Your objective: If a line in the material below has the string "icon", copy it out.

Data under study:
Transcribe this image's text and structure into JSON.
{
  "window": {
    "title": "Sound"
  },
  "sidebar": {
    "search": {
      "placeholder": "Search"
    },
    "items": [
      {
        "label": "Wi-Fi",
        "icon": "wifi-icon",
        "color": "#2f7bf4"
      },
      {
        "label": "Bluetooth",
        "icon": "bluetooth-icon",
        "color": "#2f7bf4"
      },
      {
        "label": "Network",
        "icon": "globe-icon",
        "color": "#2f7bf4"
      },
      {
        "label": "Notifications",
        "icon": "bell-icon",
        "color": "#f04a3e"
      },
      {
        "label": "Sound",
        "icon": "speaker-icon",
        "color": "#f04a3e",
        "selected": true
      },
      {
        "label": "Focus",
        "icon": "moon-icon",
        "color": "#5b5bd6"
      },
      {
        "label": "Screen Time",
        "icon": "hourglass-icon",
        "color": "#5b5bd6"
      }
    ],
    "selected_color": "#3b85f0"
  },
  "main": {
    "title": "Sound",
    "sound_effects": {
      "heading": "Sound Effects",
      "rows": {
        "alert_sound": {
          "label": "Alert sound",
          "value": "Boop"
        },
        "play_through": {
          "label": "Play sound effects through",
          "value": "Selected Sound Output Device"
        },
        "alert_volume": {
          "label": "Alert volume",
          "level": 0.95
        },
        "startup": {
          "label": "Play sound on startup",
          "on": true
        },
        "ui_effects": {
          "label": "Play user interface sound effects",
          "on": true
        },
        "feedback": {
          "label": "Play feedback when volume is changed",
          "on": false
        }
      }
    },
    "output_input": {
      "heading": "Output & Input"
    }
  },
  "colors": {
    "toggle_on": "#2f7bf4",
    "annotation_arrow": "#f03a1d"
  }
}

Your response:
        "icon": "wifi-icon",
        "icon": "bluetooth-icon",
        "icon": "globe-icon",
        "icon": "bell-icon",
        "icon": "speaker-icon",
        "icon": "moon-icon",
        "icon": "hourglass-icon",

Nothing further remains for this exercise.